ABC’s Nightline Features Women Prisoners

by Diana Block
In the beginning of November, ABC’s Nightline news program featured a six part series on women prisoners at Valley State Prison for Women (VSPW). Ted Koppel (the anchor of Nightline) and his team actually spent ten days at VSPW. The resulting program is an important breakthrough in terms of mainstream media coverage of women incarcerated in California. This is especially significant given the media ban on interviews with prisoners which has been in force since 1995.

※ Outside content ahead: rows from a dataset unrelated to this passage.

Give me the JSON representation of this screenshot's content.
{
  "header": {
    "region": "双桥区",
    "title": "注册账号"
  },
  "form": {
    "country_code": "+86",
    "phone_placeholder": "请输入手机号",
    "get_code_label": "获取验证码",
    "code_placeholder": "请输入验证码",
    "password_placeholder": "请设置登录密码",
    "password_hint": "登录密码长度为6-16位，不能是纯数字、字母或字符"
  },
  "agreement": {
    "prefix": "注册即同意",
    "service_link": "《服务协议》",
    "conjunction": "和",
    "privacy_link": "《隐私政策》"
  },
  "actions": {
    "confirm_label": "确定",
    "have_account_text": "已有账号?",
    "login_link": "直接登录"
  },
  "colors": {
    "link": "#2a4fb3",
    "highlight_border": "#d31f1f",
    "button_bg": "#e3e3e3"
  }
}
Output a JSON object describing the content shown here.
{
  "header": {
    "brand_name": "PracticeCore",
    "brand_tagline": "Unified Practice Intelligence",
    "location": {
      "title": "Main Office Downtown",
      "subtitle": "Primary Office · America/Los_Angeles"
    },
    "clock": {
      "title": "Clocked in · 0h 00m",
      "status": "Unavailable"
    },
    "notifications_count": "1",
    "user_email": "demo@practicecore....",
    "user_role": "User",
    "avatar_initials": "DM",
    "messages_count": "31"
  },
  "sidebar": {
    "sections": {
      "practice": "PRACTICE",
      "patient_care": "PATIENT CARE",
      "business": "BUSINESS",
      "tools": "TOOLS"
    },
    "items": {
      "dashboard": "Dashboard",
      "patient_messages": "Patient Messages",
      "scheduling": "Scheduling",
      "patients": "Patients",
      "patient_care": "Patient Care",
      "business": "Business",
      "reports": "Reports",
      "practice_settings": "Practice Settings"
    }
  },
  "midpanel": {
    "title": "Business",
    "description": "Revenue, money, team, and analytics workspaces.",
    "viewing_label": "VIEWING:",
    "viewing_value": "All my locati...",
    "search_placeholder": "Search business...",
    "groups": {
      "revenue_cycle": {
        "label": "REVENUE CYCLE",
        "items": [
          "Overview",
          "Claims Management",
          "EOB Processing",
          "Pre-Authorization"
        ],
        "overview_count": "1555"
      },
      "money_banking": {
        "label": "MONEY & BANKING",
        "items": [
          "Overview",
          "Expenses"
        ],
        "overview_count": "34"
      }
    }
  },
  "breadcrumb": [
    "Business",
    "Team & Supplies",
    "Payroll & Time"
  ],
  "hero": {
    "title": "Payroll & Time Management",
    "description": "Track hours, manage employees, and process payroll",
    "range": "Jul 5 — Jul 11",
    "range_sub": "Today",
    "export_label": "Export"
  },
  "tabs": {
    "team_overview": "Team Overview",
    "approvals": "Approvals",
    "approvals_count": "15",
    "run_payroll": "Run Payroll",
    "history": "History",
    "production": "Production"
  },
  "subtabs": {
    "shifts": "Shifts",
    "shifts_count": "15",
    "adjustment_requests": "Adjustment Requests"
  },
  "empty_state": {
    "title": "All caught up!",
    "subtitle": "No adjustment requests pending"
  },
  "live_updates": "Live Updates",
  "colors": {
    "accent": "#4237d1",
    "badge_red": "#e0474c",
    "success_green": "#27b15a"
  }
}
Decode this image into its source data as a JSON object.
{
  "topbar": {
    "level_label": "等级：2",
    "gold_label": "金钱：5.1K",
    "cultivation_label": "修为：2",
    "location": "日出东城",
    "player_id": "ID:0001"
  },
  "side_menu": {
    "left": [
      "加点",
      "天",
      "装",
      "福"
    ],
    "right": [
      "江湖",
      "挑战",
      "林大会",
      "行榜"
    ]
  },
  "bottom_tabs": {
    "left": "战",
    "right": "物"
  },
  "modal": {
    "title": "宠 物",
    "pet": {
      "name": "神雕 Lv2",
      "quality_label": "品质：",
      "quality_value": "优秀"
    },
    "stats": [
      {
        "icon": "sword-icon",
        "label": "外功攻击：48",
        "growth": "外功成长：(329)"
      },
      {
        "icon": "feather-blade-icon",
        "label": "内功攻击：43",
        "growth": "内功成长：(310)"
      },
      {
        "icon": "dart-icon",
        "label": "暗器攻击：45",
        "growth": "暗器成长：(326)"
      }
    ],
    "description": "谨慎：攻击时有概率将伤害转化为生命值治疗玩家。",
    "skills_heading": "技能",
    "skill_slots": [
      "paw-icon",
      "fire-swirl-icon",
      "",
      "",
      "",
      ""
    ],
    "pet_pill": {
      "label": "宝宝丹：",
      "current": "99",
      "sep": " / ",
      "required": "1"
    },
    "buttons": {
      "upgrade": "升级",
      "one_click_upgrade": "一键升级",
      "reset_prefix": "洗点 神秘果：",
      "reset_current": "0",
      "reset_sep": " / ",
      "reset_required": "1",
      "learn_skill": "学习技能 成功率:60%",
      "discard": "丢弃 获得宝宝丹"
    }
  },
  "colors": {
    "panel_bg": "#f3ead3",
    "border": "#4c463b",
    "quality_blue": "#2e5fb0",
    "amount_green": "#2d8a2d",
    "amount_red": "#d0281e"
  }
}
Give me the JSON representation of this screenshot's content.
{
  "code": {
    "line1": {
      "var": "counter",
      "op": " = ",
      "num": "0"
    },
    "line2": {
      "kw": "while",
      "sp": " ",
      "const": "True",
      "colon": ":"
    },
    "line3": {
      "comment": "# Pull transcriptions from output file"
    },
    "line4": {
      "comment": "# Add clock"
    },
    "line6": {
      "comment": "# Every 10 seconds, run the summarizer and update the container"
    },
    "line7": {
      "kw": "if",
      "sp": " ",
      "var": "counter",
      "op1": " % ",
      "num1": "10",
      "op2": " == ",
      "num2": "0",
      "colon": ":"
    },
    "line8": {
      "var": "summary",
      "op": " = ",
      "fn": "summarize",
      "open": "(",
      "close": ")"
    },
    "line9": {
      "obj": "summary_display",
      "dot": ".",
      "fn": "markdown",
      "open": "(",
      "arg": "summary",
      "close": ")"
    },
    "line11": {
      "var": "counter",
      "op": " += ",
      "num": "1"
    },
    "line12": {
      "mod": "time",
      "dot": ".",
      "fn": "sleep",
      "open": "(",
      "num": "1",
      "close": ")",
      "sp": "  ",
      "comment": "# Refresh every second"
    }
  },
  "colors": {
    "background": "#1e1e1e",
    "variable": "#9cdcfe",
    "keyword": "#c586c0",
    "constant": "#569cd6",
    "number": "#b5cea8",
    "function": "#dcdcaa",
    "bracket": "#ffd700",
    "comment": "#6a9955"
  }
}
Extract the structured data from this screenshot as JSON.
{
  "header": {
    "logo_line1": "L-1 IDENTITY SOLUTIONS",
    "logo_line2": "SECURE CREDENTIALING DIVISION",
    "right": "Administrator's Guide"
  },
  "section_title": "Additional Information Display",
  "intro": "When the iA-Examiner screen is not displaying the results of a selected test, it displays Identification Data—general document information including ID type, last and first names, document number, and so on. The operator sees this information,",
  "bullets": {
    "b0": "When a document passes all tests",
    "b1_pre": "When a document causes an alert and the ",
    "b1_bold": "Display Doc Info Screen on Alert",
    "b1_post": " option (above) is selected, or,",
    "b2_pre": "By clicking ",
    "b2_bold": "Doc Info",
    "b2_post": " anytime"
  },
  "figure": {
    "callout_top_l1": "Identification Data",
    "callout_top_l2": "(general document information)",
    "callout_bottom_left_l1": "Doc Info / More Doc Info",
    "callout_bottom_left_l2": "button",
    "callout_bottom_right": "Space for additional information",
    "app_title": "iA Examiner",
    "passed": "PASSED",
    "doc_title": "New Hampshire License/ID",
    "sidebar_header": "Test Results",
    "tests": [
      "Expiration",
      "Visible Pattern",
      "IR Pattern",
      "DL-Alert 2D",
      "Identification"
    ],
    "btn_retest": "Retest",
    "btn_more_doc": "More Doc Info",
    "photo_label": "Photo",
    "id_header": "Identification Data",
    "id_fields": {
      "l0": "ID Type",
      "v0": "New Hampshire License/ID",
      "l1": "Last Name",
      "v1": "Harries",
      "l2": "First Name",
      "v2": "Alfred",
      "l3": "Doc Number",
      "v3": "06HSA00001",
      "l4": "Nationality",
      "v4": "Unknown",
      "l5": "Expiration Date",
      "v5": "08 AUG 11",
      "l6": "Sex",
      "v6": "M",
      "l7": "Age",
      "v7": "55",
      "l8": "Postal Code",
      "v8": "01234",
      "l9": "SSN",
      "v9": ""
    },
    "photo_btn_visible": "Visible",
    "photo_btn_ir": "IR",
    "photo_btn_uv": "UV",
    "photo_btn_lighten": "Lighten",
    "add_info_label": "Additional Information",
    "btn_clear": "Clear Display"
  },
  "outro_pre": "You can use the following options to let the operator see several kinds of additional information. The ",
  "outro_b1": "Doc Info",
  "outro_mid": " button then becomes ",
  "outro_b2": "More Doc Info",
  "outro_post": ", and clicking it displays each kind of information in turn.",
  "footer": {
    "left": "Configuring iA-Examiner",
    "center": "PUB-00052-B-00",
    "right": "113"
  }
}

In the series, women prisoners speak out about their lives – the lack of medical treatment for their illnesses, their pain as mothers forcibly separated from their children, their struggles with drug addiction, and the terrible conditions they face when placed in solitary confinement in the Security Housing Unit (SHU). Because this was network TV, there were many aspects of prison conditions which were not shown. The series understates the daily brutality, humiliation and general mistreatment which incarcerated women face. Correctional officers were not about to push women around, sexually harass them or insult them with the television cameras rolling. In many cases the women who were interviewed in the series were hand picked by the prison administration, and in some cases there was retaliation afterwards against women who did speak out. Still, the program paints a disturbing picture of the many serious problems with conditions in prison.
Poor health care is one of the primary complaints of the women whom Koppel interviews. The problems discussed include untreated cancer, incorrect prescriptions, and unnecessary pelvic exams. When Koppel asks Dr. Anthony DiDomenico, the former chief medical officer at VSPW to respond to the complaint about pelvic exams, DiDomenico accuses the women, in front of the cameras, of asking for the exams “because it’s the only male contact they get.” His statement makes it shockingly clear that such sexist, demeaning attitudes are commonplace and unquestioned among prison staff. As a result of this interview, DiDomenico was reassigned to a desk job and, according to CDC officials an investigation was begun.
The most horrifying exposure of the series focused on VSPW’s Security Housing Unit. In this segment viewers can see first hand how locking women up for 23 hours a day can drive them mad. It shows how women are forced to shower in a main hall area with male guards present. The prison psychiatrist admits that 25-40% of the women in the SHU are mentally ill before being sent there but dismisses Koppel’s suggestion that they should be removed to mental health facilities instead. Unfortunately, the show doesn’t mention the fact that many women are sent to the SHU because they try to speak out about prison conditions and their SHU time is retaliation against them.
This is an important program which gives women prisoners a much needed chance to speak out to the public about conditions which are usually invisible outside the prison walls. Contact CCWP for more information about how to view the program.